In spite of the optimistic pronouncements of Mr. Fischer and the absurd forecasts of Dr. Leyds the power of the Boers was really broken, and they had come in with the genuine intention of surrender. In a race with such individuality it was not enough that the government should form its conclusion. It was necessary for them to persuade their burghers that the game was really up, and that they had no choice but to throw down their well-worn rifles and their ill-filled bandoliers. For this purpose a long series of negotiations had to be entered into which put a strain upon the complacency of the authorities in South Africa and upon the patience of the attentive public at home. Their ultimate success shows that this complacency and this patience were eminently the right attitude to adopt.

On March 23rd the Transvaal representatives were despatched to Kroonstad for the purpose of opening up the matter with Steyn and De Wet. Messengers were sent to communicate with these two leaders, but had they been British columns instead of fellow-countrymen they could not have found greater difficulty in running them to earth. At last, however, at the end of the month the message was conveyed, and resulted in the appearance of De Wet, De la Rey, and Steyn at the British outposts at Klerksdorp. The other delegates had come north again from Kroonstad, and all were united in the same small town, which, by a whimsical fate, had suddenly become the centre both for the making of peace and for the prosecution of the war, with the eyes of the whole world fixed upon its insignificant litter of houses. On April 11th, after repeated conferences, both parties moved on to Pretoria, and the most sceptical observers began to confess that there was something in the negotiations after all. After conferring with Lord Kitchener the Boer leaders upon April 18th left Pretoria again and rode out to the commandos to explain the situation to them. The result of this mission was that two delegates were chosen from each body in the field, who assembled at Vereeniging upon May 15th for the purpose of settling the question by vote. Never was a high matter of state decided in so democratic a fashion.
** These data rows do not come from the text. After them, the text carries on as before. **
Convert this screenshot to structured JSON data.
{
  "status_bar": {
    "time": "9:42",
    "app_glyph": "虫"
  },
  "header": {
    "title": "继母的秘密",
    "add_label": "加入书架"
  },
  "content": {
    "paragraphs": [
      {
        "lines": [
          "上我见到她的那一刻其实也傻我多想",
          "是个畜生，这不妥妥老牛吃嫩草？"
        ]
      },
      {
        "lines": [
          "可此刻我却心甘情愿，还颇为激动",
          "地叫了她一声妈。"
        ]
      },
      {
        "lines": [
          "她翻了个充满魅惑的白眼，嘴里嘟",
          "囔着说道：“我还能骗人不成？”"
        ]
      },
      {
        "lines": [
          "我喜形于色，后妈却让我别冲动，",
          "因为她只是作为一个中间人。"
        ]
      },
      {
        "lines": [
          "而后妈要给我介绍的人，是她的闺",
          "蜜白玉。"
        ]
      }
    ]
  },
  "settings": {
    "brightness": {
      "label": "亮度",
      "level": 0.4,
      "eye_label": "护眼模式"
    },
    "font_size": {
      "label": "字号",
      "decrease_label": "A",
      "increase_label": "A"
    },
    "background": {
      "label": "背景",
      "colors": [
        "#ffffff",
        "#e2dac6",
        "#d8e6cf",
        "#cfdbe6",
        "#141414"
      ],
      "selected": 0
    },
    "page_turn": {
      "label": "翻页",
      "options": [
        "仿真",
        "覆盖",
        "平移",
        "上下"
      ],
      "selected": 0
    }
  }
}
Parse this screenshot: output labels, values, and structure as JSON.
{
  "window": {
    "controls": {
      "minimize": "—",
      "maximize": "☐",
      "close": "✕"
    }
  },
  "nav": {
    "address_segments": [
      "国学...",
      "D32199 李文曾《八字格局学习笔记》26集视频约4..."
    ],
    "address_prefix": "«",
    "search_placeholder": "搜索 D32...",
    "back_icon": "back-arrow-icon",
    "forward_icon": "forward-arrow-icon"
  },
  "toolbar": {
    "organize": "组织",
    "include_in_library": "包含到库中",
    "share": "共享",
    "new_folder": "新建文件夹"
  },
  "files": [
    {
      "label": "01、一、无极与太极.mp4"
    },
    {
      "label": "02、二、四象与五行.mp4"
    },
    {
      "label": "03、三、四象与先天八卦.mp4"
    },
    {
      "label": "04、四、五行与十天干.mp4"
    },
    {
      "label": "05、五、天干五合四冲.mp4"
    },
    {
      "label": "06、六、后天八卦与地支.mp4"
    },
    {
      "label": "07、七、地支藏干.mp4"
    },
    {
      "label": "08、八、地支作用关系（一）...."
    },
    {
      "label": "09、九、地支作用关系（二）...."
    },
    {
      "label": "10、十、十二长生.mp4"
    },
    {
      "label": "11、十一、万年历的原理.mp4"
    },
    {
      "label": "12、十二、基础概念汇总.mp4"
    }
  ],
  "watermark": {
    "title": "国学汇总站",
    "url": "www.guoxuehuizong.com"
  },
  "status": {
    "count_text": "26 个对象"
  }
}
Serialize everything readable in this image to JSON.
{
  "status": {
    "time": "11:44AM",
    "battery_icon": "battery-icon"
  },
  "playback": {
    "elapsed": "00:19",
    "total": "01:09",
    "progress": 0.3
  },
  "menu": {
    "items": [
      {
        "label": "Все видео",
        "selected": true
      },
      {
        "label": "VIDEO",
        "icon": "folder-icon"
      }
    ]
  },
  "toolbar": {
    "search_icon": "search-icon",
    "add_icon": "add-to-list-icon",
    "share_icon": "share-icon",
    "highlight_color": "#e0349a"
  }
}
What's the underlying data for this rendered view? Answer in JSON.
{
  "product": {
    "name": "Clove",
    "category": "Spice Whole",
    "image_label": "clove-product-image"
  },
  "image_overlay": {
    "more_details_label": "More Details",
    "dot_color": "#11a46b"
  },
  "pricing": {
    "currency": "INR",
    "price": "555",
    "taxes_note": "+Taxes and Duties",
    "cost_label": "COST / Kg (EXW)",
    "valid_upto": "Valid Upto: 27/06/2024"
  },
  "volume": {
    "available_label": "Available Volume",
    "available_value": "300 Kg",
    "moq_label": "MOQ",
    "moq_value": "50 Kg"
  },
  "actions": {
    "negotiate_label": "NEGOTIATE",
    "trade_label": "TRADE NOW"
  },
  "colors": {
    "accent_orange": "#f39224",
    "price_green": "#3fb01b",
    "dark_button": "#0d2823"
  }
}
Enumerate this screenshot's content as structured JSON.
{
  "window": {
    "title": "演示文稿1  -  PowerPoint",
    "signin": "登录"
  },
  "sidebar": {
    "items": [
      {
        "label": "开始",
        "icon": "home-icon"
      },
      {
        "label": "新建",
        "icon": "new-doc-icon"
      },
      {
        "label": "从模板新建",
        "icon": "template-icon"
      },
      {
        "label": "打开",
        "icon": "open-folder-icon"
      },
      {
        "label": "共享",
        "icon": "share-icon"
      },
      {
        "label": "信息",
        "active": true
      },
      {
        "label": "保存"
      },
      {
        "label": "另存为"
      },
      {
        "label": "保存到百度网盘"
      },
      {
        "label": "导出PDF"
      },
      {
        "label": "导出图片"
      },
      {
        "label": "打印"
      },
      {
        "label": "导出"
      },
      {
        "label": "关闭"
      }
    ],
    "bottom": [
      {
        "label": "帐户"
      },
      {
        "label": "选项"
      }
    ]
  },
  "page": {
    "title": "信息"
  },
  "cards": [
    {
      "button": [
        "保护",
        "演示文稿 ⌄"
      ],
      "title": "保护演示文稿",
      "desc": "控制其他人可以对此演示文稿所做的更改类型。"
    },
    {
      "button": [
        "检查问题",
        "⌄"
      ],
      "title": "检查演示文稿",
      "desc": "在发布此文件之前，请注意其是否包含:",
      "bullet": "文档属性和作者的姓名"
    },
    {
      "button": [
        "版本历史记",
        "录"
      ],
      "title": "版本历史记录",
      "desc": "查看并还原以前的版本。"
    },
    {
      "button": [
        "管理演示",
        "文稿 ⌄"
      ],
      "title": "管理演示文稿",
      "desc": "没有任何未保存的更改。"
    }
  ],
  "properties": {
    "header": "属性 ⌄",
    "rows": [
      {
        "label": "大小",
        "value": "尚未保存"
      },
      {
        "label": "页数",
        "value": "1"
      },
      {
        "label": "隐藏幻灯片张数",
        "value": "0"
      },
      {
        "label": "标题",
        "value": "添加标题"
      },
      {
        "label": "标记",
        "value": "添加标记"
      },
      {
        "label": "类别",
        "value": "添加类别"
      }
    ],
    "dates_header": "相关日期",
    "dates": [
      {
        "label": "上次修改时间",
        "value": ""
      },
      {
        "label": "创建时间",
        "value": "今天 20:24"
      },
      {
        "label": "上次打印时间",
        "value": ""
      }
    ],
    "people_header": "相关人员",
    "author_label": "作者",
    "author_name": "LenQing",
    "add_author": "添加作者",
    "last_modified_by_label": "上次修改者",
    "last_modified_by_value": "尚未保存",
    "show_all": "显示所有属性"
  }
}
Up to that period the Boer leaders had made a succession of tentative suggestions, each of which had been put aside by the British Government. Their first had been that they should merely concede those points which had been at issue at the beginning of the war. This was set aside. The second was that they should be allowed to consult their friends in Europe. This also was refused. The next was that an armistice should be granted, but again Lord Kitchener was obdurate. A definite period was suggested within which the burghers should make their final choice between surrender and a war which must finally exterminate them as a people. It was tacitly understood, if not definitely promised, that the conditions which the British Government would be prepared to grant would not differ much in essentials from those which had been refused by the Boers a twelvemonth before, after the Middelburg interview.